Five years ago while managing his first company, Tom Smith pursued a Small Business Administration (SBA) loan. His banker at the time encouraged it when Tom was turned down for conventional financing for an equipment purchase. His start-up company was growing quickly, and he needed additional capacity. Unfortunately, his lack of financial history disqualified him for a conventional loan or lease. At the time, Tom’s banker assured him that his lack of financial history would not be an issue with the SBA.
Four months later, Tom realized that he had spent hours on the paperwork and the phone calls back and forth applying for the SBA loan, and still there was no approval in sight. His banker seemed like a client-oriented professional, but the entire process felt a bit like a chaotic scavenger hunt. Tom filled out first one form and then another, submitted what felt like duplicate documentation and answered a seemingly endless flow of additional requests from the banker. In the end, Tom gave up on the SBA loan.
Fast forward to his current company and its financial needs. Tom met with his current banker to discuss financing options for a real estate investment that he wants to make for his recently launched Wholesale Distribution Company. The real estate is a recently foreclosed property that is attractively priced and located in the ideal location for Tom’s company. Tom wants to respond quickly before the property is snatched up by another business.

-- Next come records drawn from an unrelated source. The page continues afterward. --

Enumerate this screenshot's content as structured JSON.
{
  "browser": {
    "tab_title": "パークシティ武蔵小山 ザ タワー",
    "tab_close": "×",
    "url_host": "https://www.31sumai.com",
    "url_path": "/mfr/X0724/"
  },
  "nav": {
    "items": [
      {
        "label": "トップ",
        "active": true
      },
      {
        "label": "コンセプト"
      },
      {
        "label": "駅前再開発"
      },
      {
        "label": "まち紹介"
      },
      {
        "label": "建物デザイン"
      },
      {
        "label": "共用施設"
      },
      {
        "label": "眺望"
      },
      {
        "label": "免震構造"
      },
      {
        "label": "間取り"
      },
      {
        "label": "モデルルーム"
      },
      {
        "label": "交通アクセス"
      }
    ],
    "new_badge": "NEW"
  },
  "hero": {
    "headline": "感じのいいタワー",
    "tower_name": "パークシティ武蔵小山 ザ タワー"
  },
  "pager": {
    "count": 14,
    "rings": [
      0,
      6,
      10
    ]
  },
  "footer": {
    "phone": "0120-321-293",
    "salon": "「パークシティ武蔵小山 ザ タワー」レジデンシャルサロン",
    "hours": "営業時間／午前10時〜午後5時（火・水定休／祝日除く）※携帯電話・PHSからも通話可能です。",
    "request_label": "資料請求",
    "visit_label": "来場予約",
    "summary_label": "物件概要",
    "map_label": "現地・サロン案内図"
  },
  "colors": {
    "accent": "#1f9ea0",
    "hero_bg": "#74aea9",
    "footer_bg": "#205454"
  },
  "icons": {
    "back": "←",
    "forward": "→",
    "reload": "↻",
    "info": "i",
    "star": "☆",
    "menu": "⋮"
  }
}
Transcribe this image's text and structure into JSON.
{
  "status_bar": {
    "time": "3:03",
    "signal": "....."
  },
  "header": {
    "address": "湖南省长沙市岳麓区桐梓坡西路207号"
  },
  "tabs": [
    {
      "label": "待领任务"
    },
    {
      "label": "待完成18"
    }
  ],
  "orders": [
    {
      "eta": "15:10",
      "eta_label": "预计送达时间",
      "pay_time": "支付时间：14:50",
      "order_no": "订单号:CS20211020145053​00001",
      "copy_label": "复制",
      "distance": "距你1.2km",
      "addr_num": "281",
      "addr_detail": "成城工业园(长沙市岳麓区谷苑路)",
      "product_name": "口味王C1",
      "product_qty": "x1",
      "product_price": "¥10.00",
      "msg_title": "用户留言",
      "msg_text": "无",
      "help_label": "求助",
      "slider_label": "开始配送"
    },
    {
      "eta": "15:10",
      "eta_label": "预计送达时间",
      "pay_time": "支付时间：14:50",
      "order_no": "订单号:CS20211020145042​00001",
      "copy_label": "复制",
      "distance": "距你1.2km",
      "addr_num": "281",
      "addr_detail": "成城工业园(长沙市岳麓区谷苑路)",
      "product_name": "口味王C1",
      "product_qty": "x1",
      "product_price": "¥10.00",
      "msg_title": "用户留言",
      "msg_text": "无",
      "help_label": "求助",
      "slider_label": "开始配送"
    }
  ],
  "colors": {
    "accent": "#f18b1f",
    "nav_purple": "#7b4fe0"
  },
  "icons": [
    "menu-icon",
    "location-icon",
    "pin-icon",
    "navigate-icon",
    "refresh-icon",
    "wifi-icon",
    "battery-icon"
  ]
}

When Tom’s new banker mentions the SBA 504 program, Tom grimaces. He is reluctant to ever pursue anything with the letters SBA associated with them. His memories of the time-draining experience are still vivid. His banker assures him that different banks deliver different SBA experiences. The banker explains that his team processes dozens of SBA loans every month, and an SBA Specialist will work closely with Tom to make the process as streamlined and efficient as possible. It never occurred to Tom that his last experience was tainted by his former bank’s lack of SBA experience. His current banker explains that the benefits of SBA loan programs are greatly enhanced when you work with a lender who staffs a team of SBA expertise and experience.
Tom could not ignore that the terms were attractive. The SBA 504 does not have nearly the down payment or equity infusion requirements of conventional real estate loans and offers a competitive rate amortized over an attractive 25-year term. Tom decides to move forward, and his banker does not disappoint. The application process is smooth. Tom receives a thorough list of necessary paperwork that the SBA Specialist helps him compile. Sixty days later, the loan closes, and Tom moves his company into the new space.
When considering your lender options for SBA loans, ask the following questions:
- What dedicated resources do you offer for processing SBA applications?
- How many SBA loans (and for how many dollars) has your organization successfully closed in the past 12 months?
- Which SBA programs have you successfully closed in the past year?
- What requirements does your bank add to the SBA parameters for loans?
Taking the time for a few phone calls and a bit of research before going through the application process can ensure you don’t waste your most precious resource, your time as an owner, with an inexperienced lender. From the right bank, today’s SBA loan can be an effective capital source for your business. Take the time to find the right one for you.